On the basis of the City’s land audit report (made kindly available by Mr Seth Maqetuka/ED: Human Settlements) and our own research with independent land surveyors and real estate agents we can present private land close to Masi which can be rezoned for residential development, is big enough (5,5 ha – all of present School Site is 1,3 ha!) and on sale for an already negotiated price below market value. We need to know from the government which budget can be made available for such a development. Lutz van Dijk can provide details about this land at any time.
Three – Abington Road as 2nd Access for Masi has received much support
We have consulted with several residents both inside and outside of Masiphumelele, including businesses at the Fish Eagle Industrial area, who are all in support of this southwestern connection via Kommetjie Road. Several suggested to prioritize the remaining 470 m road to be built now and find out why the present application has been not successful so far. Therefore we suggest to separate this section in a new application from the northeastern Houmoed Road (which does pass through the Noordhoek wetlands and affects many more immediate neighbors).

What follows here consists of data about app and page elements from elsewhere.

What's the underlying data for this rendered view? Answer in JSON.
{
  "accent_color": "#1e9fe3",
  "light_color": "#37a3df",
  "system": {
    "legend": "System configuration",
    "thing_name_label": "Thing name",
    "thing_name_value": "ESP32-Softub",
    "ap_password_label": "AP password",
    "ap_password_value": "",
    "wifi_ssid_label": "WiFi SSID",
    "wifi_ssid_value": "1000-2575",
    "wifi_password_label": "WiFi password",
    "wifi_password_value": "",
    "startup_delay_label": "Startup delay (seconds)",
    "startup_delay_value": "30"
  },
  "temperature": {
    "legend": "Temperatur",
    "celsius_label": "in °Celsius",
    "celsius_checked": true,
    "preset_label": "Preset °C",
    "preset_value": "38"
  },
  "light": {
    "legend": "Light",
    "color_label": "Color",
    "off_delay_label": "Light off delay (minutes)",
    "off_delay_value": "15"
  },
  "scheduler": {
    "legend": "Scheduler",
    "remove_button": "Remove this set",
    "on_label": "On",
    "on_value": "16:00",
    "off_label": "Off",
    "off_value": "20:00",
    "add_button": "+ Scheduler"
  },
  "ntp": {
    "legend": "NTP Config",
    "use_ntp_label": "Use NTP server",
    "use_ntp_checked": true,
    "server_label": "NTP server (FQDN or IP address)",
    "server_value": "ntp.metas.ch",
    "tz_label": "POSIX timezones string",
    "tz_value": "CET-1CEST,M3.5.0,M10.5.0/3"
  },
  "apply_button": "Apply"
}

The engineering process for access roads and basic services for the Masiphumelele Informal Settlement (near) Wetlands must begin now!
By Steve Perrett (for more detailed information: firstname.lastname@example.org )

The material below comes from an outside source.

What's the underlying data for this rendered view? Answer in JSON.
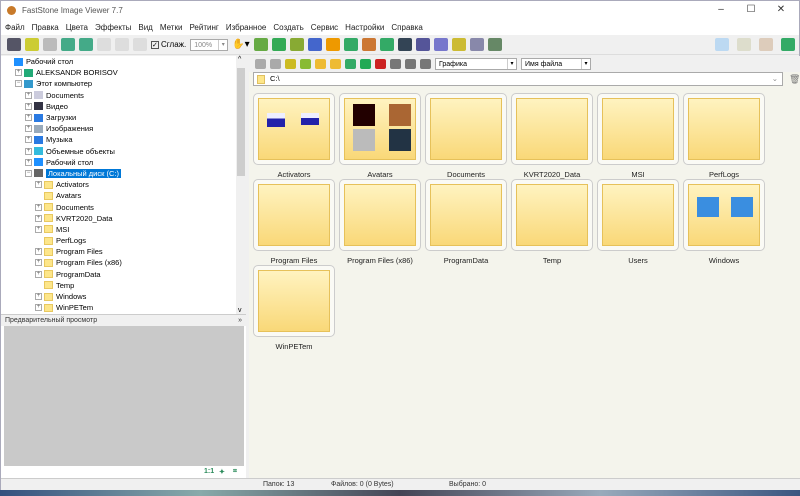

Present situation at the Informal Settlement (near) Wetlands:
The extent of the site is 6.94 ha & the average shack size is +/- 25m2. Resulting in +/- 2775 total dwellings. If there are 4.5 people per dwelling then an estimate results in +/- 12500 residents. Roughly 5.6m2 per resident not allowing space for even enough paths to walk properly i.e. an extremely high density of people with very little protection from the dangerous fires and floods.
The area is roughly divided into five distinct sections separated by four 3m wide storm water drainage channels serving the rest of Masi. The sections being: ‘Zululand’ &/or A, B, C, D & E which are of dissimilar size. They are all very poorly serviced with roughly 2 water stand pipes & 12 toilets per section, resulting in long queues at peak hours for water etc. These services, along with solid waste collection, are all grouped at the beginning of the 4 drainage channels being closest to the formal housing area of Masi. Night soil & used water is disposed of into the nearest drainage channel. Also from the Fire Services (and all other disaster and emergency) viewpoints all this is a nightmare.
We propose the following:
That the 4 drainage channels be implemented for emergency service access to these 5 sections. That the drainage channels be covered with an expanded metal grating capable of supporting a 20 tonne vehicle. This to be either top supported at ground level, or a channel base supported structure. In addition to this a clear area of at least 2m each side of the channels must be obtained by the removal of +/- 140 dwellings.
We further propose that:
Basic services be run through the resultant 2m channels i.e. water, sewerage & electricity with an option for a Telkom duct. That the following services & facilities be installed on this reticulation system:
Fire hydrants and blocks of flushing toilets & night soil receptacles.
Solar power supplemented shower blocks & laundry sinks along with laundry drying lines. Solid waste collection points.
High mast lighting & electrical reticulation points to allow the safe formal connection of metered power to the residences.
In conclusion we understand that this is quite a complex undertaking given the site constraints. However we would like you to be aware that a more detailed engineering study has been drawn up that breaks this project up into manageable phases which should start NOW. The cost of this project may well be amortised by the City within less than 10 years when offset against costs resulting from the present situation, including regular disaster management costs. But above all: The permanent (partly deadly) health risks, especially to children.